Linux Blog

Backup your DVDs on Linux

Filed under: General Linux — at 12:01 am on Wednesday, November 4, 2009

At an average of around $20 per DVD* most can’t afford to have any of their DVDs lost, stolen or broken. Backing them up is a touchy subject depending on who you talk to, but here is how to do it anyway.

Backing up a DVD on Linux used to be much harder than it is with K9Copy. No more flaky DVD Shrink crashes under wine. K9Copy takes the hassles out of creating backups of your DVDs under Linux. As the name implies it is KDE software but works well under gnome provided you have the needed libraries installed.

It has many options to backup and really is pretty comparable in functionality to the infamous DVD Shrink for Windows. Take a look at the screenshots and give it a try yourself:

* 2007 US Entertainment Industry Report (

Fedora 11 Upgrade from Alpha to Beta

Filed under: General Linux — at 10:56 am on Wednesday, April 1, 2009

After my mistake downloading the Alpha, I was able to update to the Beta by doing some pretty basic stuff.

First to aid I set up sudo, and changed my default run level to 3. I installed bash-completion (a mandatory package) and then changed to run level 3 with telinit. Once down to a reasonable run level for a systems upgrade, yum update -y was issued. I believe this failed, so I read the release notes and did the yum –skip-broken update command. It was rather scary since the broken libraries were glibc’s and those can be a pain. After a hour or more I was back to the prompt. Another yum update -y just to make sure and I was ready to reboot.

Rebooting actually worked first time and my Fedora was updated from 10.91 to 10.92. Using this method does not give you ext4 but, at least it will upgrade you to the latest Beta. Now, if only my production installation upgrades would have gone this smoothly.

How a shell script made 1.5 million.

Filed under: General Linux — at 6:26 pm on Tuesday, July 22, 2008

I was reading articles from one of my local libraries online resource of Linux Journals (they have every issue) and found an article on a comic book store (It can also be found here.) I  read the entire article and have to say that it was a good look back in history.

In regards to quick and dirty scripting not much has changed in the 14 years since this article was written. Any one can learn how to program or write a script. The owner of this business looked at the process and then looked at ways he could automate it. His method worked out well, when after 3 years his small shop grossed 1.5 million in sales.

I think it is quite amazing that a small comic book store was able to gross this amount in the first quarter only 3 years after opening. I wonder if this would have been achieved if the store had to purchase or pay a third party to develop software. It is fortunate that the writer of the article was interested in Linux and pursued scripting. Since this was written in 1994, he was in the right place at the right time. I am sure that if he expanded his system enough he could have possibly done automated phone sales, mail order and online sales.
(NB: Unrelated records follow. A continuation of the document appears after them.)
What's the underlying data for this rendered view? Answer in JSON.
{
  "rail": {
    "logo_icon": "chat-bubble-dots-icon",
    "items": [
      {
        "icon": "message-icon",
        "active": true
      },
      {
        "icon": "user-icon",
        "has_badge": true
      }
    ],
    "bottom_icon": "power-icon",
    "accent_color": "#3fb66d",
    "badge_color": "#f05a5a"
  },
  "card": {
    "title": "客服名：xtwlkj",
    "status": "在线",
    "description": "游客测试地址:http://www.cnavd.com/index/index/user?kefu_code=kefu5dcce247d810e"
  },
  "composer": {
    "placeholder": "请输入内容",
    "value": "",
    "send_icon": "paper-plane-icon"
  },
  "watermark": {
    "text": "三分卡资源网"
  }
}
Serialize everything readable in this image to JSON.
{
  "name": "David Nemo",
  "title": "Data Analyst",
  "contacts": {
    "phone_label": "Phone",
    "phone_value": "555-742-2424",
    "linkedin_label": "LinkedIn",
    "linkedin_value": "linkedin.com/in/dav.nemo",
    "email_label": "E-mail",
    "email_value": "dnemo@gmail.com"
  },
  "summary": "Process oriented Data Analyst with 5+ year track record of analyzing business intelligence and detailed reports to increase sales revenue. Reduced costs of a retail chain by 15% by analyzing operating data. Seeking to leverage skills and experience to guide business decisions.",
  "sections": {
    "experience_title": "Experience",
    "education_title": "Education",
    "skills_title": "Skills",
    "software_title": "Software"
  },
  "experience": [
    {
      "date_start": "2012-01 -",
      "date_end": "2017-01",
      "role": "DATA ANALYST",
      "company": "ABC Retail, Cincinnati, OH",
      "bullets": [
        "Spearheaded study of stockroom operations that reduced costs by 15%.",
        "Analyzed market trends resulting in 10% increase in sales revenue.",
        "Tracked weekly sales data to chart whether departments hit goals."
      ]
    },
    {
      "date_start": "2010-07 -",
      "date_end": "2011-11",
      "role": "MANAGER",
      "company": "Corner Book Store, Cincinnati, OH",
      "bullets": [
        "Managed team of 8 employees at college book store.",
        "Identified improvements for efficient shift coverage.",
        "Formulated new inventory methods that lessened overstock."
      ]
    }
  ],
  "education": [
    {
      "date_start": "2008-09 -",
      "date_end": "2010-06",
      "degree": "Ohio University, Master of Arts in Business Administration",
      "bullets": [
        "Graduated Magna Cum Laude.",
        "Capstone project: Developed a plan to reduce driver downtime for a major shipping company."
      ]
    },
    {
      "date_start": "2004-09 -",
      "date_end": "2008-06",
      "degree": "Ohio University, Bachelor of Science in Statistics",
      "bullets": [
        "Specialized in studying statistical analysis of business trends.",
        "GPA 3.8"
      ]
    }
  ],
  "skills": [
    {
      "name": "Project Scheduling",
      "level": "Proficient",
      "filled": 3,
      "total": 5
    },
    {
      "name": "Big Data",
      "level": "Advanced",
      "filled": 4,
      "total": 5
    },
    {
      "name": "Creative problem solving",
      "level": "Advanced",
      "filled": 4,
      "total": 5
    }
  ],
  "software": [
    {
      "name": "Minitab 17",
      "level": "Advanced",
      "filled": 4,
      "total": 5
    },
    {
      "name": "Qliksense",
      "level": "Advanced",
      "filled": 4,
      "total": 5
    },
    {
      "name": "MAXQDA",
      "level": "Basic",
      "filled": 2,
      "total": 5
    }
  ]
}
All with simple shell scripts.

If you get a chance try reading some of the old articles from I think I’m going to continue reading these old articles from the library since they have no ads. I find them very interesting and who knows maybe they will inspire me to do something.